Designed crack-resistant cesium aluminoborate glass heals under hydration

Oxide glasses are disordered molecular structures and typically show poor intrinsic ductility. As a consequence, these materials are brittle. Although […]

September 18th, 2019

Predicting optimal glass compositions

For glass scientists, the periodic table is their oyster—virtually all elements turn into a glass if quenched fast enough. Yet […]

August 27th, 2019

$1.5 million grant to design a 3D-printable CO2-neutral concrete

A team of UCLA engineers has received a $1.5 million grant from the National Science Foundation to develop 3-D-printed concrete […]

July 30th, 2019

Overcoming the brittleness of glass

From windows to tableware to fiber optics, oxide glasses are everywhere you look. Oxide glasses (typically silica) are used frequently […]

July 29th, 2019

Universal density-stiffness scaling laws: From cellular solids to atomic networks

Many natural materials offer unusual mechanical performances. Natural cellular materials like bones simultaneously exhibit low weight and superior mechanical properties […]

June 10th, 2017

Irradiation- vs. vitrification-induced damage in materials

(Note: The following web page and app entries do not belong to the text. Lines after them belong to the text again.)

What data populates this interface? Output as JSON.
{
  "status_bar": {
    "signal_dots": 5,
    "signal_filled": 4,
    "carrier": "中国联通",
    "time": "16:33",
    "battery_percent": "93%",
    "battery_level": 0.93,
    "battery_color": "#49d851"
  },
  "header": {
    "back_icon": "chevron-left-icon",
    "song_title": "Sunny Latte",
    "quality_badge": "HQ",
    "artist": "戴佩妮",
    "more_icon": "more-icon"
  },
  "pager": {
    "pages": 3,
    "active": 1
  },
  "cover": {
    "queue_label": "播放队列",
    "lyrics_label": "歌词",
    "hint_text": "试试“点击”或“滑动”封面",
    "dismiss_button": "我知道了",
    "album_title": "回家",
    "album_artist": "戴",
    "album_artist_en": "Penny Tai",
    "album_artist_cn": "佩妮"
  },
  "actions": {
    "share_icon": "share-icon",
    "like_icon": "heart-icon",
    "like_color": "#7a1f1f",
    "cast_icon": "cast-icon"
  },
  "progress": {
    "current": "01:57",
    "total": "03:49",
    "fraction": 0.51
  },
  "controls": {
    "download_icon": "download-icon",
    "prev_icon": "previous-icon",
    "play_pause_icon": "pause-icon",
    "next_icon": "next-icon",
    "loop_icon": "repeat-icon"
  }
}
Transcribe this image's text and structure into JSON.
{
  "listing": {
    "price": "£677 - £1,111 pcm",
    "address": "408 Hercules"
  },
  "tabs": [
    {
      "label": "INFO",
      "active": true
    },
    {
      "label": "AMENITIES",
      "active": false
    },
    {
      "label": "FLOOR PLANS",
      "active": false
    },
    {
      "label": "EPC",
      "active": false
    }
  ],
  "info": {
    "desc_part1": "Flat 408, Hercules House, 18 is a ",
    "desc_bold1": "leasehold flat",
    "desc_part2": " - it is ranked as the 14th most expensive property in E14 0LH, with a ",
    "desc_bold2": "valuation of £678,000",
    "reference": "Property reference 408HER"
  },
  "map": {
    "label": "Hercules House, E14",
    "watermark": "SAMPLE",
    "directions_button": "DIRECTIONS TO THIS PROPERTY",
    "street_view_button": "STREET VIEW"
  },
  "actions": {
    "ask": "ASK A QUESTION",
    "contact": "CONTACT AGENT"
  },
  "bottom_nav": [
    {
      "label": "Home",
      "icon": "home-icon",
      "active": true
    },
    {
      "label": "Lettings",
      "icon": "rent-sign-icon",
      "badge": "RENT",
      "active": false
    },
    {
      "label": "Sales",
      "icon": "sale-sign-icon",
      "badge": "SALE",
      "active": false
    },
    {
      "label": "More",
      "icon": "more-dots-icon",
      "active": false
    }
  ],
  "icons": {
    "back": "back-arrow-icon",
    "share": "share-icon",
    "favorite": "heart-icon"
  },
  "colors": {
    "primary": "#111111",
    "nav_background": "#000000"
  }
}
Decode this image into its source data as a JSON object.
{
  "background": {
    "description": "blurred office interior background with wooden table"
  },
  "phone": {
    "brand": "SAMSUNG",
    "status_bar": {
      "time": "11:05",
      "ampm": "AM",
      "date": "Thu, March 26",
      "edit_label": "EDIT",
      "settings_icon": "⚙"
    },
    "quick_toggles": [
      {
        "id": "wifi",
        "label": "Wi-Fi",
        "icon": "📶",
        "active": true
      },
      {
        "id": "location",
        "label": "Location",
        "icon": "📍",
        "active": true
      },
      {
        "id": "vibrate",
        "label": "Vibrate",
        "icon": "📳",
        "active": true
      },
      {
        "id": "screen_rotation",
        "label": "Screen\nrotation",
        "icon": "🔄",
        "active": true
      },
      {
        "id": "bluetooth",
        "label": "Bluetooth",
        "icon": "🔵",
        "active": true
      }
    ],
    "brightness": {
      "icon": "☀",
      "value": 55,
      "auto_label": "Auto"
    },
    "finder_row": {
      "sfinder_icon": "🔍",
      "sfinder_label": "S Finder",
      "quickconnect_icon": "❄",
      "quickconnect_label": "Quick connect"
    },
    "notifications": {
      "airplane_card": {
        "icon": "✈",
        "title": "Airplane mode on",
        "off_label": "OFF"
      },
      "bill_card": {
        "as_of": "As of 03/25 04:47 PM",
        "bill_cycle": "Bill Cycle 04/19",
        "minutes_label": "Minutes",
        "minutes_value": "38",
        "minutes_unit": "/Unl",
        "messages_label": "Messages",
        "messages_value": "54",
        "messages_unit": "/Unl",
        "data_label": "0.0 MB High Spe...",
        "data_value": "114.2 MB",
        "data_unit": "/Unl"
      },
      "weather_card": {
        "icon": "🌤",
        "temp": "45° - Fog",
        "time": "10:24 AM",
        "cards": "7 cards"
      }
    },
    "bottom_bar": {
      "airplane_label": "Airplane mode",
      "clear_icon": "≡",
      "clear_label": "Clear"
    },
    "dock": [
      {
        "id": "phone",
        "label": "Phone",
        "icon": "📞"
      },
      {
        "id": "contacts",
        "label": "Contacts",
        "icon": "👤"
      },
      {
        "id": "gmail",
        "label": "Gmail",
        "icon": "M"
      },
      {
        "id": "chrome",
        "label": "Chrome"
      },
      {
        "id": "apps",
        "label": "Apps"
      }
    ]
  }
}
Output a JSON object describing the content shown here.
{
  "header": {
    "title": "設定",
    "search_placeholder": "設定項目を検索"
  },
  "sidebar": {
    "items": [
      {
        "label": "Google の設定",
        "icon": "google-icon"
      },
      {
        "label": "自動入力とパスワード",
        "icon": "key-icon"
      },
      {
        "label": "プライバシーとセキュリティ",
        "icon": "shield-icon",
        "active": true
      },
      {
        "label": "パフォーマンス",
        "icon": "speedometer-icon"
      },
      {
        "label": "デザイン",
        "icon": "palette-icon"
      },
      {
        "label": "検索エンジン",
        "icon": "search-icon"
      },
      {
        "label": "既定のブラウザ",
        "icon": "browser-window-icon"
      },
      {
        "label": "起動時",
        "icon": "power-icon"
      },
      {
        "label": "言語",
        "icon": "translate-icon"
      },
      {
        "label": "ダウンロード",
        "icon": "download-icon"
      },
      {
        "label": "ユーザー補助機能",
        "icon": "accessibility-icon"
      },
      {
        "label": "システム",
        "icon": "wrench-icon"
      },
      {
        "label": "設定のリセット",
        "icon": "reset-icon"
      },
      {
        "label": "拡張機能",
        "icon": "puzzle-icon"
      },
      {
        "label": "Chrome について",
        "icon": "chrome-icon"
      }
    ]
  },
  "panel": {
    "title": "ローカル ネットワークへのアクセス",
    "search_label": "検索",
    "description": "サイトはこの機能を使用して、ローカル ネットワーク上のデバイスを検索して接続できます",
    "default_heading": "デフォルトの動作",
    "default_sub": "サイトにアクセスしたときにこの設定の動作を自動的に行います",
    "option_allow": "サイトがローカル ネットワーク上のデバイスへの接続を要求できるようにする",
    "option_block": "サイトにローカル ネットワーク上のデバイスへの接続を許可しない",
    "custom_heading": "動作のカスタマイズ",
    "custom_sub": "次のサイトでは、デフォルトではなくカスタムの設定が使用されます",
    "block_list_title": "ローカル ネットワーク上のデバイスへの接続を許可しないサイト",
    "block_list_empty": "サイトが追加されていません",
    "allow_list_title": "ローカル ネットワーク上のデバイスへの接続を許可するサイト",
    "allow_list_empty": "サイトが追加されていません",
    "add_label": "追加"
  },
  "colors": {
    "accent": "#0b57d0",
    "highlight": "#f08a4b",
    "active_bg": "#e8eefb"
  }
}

Vitrification and irradiation can both result in the disordering of materials, that is, in the loss of the structural periodicity […]

September 25th, 2015

[Media] UCLA scientists confirm: New technique could make cement manufacturing carbon-neutral

The PARISlab has recently been featured into the UCLA Newsroom: http://newsroom.ucla.edu/releases/ucla-scientists-confirm:-new-technique-could-make-cement-manufacturing-carbon-neutral Concrete surrounds us in our cities and stretches across […]

April 22nd, 2015

[Media] Material witness: Concrete mixing for gorillas

The PARISlab has recently been featured into Nature Materials: http://www.nature.com/nmat/journal/v14/n5/full/nmat4279.html Corning’s Gorilla Glass must be one of the great success […]

April 22nd, 2015

[Media] Can glass be as strong as concrete?

The PARISlab has recently been features in the ASCE magazine: http://www.asce.org/magazine/20150407-can-glass-be-as-strong-as-concrete-/ Researchers at the University of California, Los Angeles (UCLA), […]

March 13th, 2015

[Media] Designing durable glasses

The PARISlab has recently been featured in the media for our work towards improving the durability of glasses. Researchers identify […]